§ **Task description**
Looking through the listing that follows, count every line with the string "AMOUR" and state the number alone.

### Input data ###

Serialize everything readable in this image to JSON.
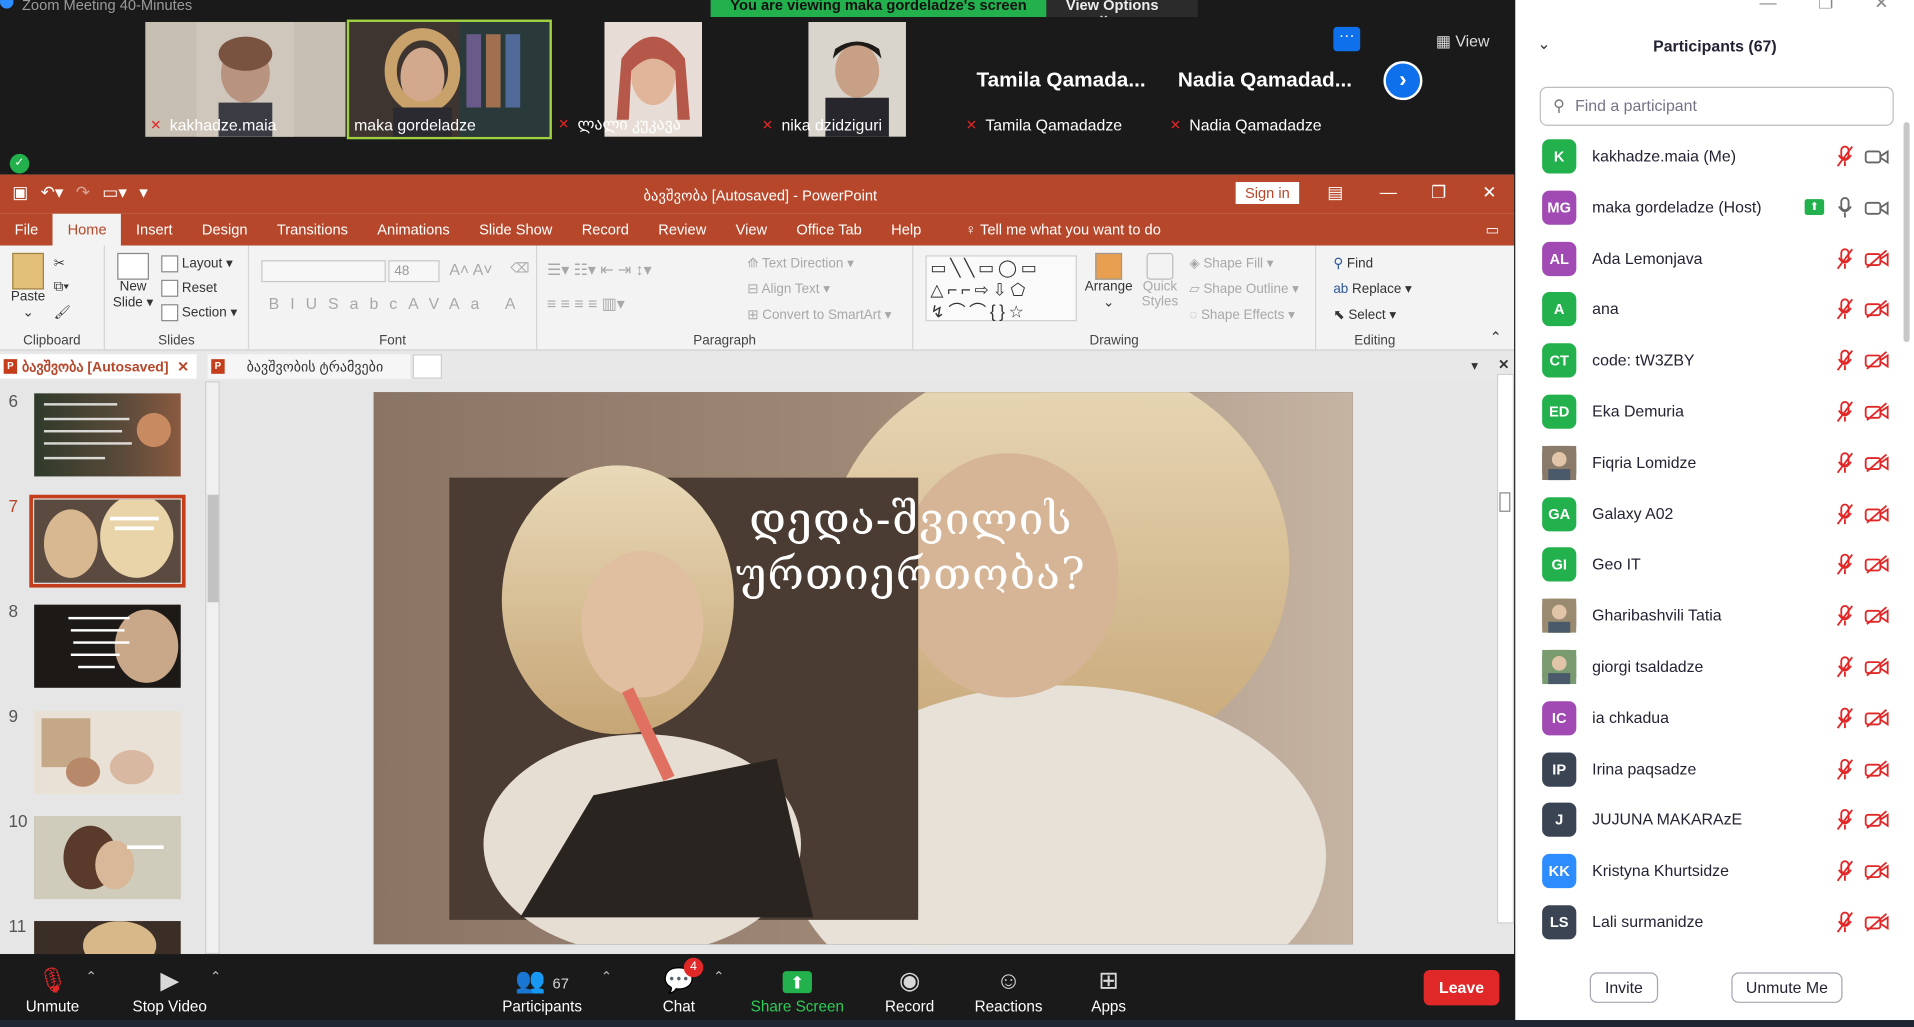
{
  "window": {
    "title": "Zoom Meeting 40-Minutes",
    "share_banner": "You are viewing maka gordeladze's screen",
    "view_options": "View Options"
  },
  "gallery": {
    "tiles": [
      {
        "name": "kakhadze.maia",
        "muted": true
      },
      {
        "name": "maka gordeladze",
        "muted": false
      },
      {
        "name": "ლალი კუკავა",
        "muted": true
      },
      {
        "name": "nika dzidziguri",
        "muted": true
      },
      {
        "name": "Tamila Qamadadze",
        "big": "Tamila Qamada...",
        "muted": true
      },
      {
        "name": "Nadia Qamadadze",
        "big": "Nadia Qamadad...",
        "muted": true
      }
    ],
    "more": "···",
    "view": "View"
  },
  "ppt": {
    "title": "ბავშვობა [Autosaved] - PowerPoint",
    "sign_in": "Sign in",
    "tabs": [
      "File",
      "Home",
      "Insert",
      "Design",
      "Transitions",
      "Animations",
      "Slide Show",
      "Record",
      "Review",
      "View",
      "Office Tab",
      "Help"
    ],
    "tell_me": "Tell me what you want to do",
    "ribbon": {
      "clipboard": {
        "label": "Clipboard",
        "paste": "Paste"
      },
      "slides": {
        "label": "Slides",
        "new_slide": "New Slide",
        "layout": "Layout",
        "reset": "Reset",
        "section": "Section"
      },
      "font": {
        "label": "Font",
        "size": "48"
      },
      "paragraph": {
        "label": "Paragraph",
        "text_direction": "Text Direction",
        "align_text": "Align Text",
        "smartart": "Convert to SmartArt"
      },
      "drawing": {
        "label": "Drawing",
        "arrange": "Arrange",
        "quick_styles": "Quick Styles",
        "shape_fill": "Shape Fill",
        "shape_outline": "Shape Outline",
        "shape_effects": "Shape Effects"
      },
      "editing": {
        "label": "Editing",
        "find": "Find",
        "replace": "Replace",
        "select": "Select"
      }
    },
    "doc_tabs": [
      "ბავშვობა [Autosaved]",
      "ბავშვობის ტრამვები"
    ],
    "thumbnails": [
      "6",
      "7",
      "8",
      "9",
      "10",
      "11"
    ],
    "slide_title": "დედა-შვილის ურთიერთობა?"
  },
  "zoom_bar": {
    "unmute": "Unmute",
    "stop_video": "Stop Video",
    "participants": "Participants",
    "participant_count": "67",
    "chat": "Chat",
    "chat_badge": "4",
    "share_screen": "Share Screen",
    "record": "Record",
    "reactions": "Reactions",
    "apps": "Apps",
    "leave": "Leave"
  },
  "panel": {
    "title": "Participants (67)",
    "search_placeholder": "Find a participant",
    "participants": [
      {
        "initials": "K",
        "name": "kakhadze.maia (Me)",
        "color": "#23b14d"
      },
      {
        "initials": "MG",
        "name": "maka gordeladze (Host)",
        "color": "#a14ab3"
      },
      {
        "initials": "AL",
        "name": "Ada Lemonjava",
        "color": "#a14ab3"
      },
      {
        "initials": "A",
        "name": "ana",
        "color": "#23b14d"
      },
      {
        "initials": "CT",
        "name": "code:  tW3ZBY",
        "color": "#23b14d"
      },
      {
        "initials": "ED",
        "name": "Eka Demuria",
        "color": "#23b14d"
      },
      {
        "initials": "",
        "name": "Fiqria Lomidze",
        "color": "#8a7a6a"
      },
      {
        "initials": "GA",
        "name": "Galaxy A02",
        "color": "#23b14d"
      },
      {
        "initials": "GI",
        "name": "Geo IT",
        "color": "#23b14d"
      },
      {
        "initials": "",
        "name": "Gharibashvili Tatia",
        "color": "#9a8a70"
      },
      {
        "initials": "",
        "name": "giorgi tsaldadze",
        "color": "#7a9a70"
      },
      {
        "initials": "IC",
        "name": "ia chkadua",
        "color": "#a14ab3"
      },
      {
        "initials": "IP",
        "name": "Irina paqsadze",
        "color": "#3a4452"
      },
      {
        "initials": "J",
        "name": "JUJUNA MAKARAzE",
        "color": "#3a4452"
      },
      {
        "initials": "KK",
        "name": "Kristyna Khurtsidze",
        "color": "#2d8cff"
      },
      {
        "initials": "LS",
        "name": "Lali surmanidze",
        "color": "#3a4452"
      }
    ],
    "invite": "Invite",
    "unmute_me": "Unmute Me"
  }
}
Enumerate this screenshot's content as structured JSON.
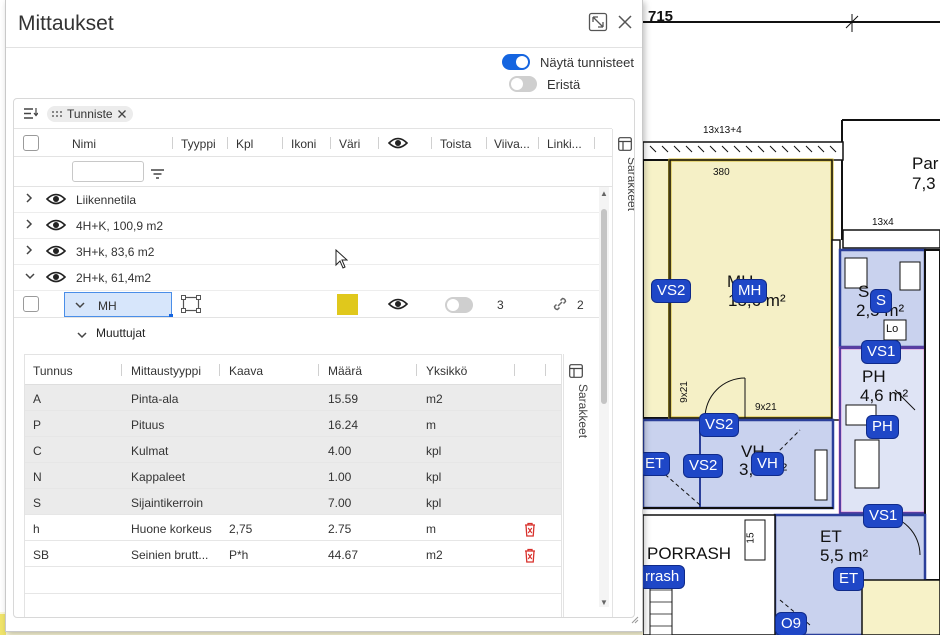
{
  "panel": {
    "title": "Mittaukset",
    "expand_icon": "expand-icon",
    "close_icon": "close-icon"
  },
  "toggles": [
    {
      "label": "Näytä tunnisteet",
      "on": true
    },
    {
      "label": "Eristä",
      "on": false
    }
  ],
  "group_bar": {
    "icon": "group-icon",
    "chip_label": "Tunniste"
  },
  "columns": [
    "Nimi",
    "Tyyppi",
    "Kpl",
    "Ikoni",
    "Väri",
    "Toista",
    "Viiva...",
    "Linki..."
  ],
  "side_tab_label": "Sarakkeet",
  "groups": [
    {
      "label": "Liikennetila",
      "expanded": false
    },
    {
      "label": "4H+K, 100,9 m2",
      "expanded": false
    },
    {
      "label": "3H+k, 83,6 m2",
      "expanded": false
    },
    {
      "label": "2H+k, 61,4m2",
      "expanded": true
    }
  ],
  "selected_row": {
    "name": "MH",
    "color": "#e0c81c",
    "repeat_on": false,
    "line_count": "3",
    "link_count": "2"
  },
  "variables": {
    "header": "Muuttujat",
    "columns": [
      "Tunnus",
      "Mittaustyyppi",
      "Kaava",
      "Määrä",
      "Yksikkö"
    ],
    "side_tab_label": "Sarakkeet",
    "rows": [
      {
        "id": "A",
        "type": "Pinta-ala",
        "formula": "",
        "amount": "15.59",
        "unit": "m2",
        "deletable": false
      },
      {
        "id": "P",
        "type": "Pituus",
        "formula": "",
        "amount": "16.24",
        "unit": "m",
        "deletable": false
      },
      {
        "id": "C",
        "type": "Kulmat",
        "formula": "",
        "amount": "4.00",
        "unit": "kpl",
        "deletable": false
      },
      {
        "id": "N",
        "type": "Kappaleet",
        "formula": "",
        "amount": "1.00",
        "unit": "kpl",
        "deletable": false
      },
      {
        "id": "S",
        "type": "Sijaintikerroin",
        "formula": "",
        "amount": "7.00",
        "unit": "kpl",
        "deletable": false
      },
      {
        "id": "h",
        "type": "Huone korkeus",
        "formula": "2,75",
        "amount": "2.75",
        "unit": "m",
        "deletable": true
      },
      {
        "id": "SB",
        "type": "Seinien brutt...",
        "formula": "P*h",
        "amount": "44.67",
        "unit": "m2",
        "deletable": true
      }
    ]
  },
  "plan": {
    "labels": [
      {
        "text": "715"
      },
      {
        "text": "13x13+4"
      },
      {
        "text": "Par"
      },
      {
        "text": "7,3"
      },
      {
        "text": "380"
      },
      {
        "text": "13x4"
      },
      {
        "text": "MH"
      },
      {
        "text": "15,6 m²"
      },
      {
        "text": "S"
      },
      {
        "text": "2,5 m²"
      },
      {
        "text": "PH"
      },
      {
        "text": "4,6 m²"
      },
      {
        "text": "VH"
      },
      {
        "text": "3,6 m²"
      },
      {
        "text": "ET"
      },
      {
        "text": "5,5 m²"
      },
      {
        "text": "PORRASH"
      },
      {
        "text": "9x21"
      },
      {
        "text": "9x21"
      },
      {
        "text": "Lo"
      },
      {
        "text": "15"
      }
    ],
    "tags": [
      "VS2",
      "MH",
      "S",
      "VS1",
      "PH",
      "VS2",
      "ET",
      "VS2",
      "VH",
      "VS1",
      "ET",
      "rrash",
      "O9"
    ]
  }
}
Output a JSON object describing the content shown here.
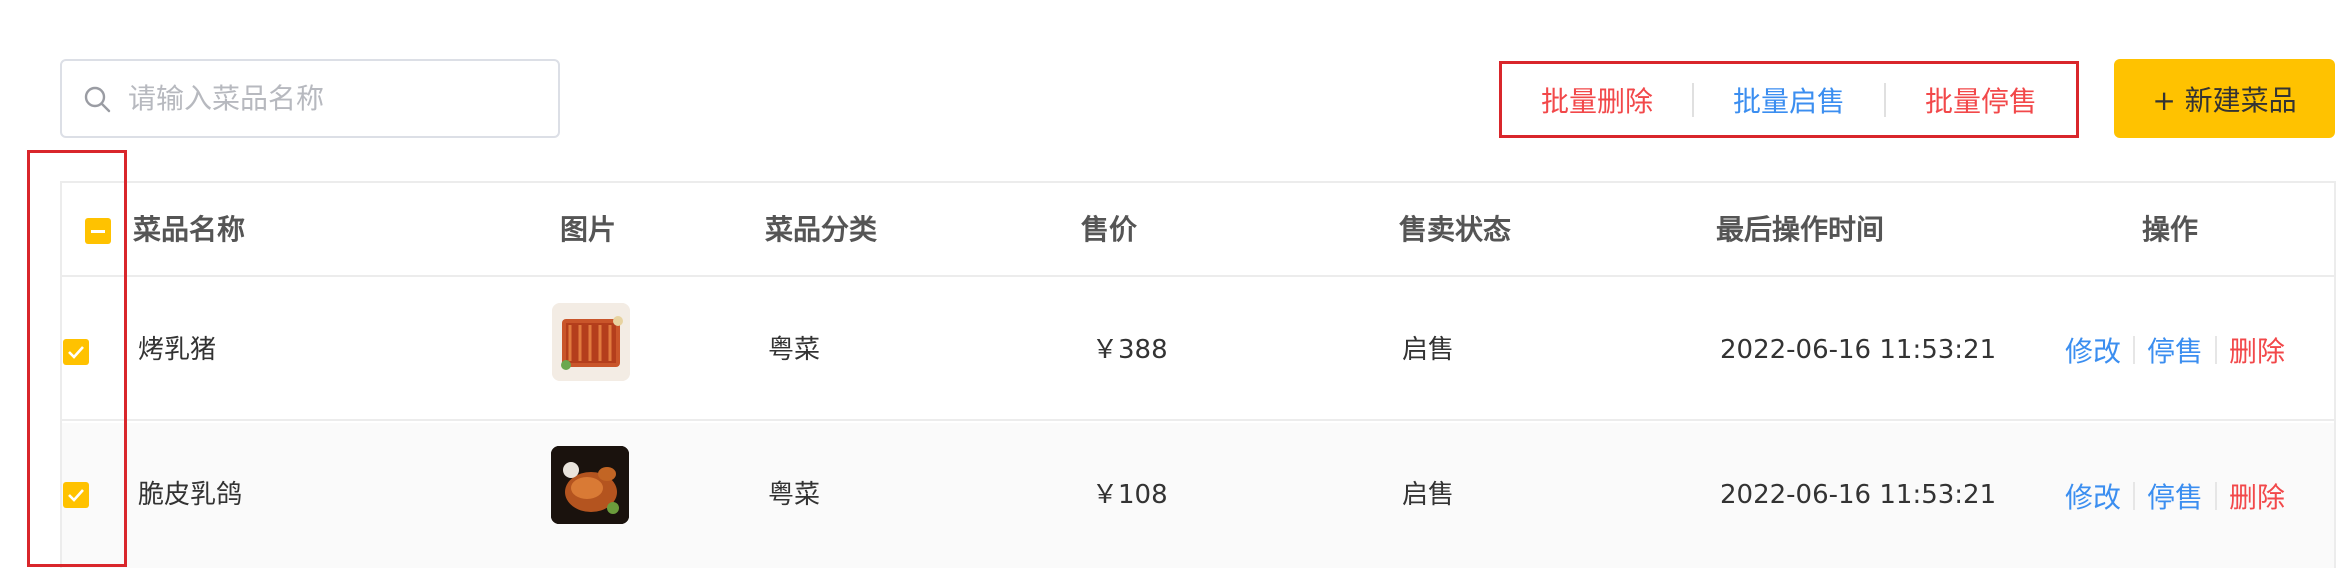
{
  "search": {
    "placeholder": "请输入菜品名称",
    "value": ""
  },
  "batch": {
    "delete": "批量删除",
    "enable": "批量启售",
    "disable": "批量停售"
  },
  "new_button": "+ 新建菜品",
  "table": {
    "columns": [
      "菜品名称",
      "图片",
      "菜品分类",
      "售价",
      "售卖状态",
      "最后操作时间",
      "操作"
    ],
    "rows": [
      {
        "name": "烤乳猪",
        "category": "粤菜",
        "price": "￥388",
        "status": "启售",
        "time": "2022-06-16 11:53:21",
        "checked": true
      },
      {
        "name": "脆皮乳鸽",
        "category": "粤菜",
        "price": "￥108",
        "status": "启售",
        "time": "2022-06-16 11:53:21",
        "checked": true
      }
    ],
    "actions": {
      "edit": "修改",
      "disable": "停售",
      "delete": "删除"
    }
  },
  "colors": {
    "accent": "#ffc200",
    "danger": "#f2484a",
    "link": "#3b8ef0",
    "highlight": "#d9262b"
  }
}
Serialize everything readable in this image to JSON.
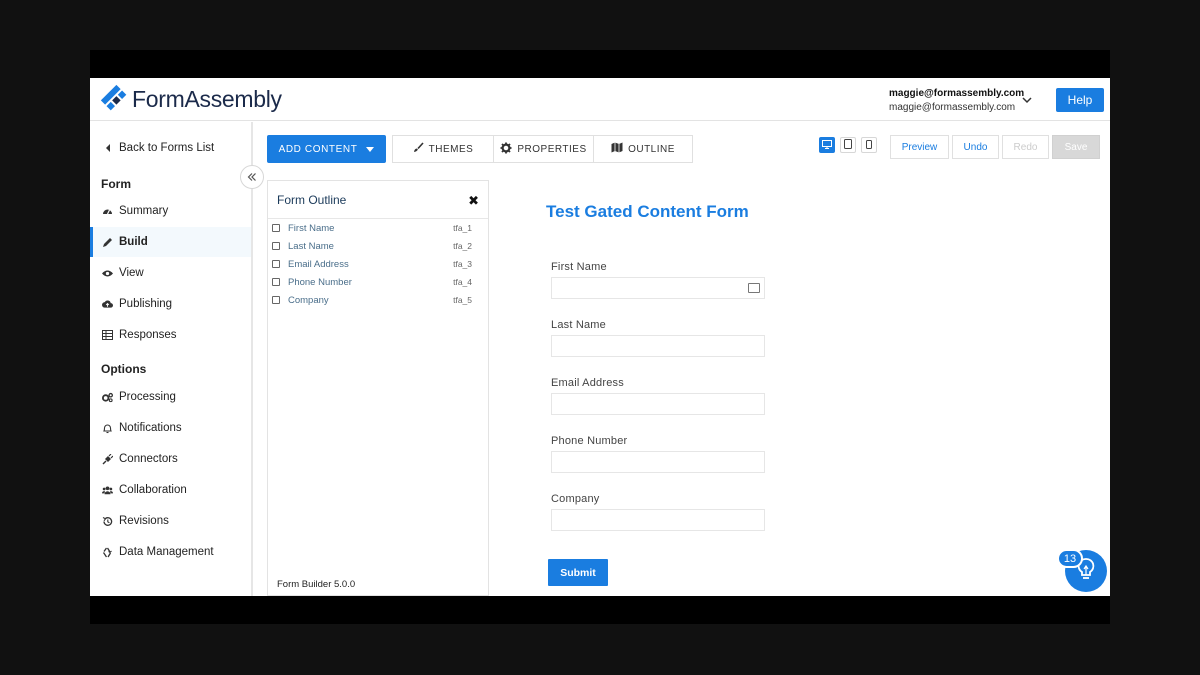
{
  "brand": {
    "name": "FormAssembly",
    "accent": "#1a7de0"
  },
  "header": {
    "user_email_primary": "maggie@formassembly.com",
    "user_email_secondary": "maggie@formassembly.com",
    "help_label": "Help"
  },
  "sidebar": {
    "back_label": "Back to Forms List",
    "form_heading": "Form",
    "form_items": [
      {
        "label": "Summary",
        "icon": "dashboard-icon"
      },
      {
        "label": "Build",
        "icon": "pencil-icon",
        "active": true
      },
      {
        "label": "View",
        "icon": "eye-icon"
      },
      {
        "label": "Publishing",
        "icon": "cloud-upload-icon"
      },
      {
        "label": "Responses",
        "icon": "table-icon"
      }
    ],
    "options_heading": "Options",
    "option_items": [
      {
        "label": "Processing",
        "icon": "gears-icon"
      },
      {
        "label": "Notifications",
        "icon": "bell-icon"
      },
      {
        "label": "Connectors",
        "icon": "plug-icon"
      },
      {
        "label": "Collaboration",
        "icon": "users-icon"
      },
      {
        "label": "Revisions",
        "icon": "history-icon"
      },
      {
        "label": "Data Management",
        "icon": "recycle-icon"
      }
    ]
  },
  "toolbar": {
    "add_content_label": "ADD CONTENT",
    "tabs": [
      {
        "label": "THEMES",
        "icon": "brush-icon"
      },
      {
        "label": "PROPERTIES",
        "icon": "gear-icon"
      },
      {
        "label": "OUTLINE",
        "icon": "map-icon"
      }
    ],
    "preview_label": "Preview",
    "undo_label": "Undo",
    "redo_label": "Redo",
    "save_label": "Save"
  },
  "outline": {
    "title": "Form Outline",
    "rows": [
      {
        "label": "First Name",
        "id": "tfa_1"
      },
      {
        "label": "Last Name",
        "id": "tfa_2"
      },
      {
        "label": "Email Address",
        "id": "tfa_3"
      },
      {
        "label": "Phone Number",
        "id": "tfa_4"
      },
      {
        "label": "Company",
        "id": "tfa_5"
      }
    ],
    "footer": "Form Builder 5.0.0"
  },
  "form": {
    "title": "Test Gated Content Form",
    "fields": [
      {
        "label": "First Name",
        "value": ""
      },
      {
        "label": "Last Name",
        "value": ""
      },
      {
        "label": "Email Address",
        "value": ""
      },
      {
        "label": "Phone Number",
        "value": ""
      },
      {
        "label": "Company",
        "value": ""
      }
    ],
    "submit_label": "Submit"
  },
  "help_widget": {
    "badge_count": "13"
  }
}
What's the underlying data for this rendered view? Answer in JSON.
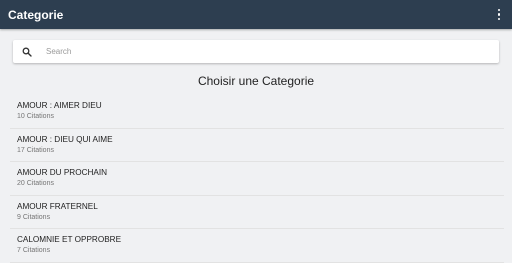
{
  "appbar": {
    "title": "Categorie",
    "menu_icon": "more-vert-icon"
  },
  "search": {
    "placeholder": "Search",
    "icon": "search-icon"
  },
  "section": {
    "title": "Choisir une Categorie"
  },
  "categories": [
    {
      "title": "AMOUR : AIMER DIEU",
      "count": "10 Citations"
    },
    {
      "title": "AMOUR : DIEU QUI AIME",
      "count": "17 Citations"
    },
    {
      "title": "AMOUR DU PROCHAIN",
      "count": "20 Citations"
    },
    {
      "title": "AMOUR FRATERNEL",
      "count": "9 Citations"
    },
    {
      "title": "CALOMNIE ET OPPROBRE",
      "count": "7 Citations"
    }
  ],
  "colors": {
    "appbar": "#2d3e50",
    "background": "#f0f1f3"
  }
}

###

§ **Finished exercise**
4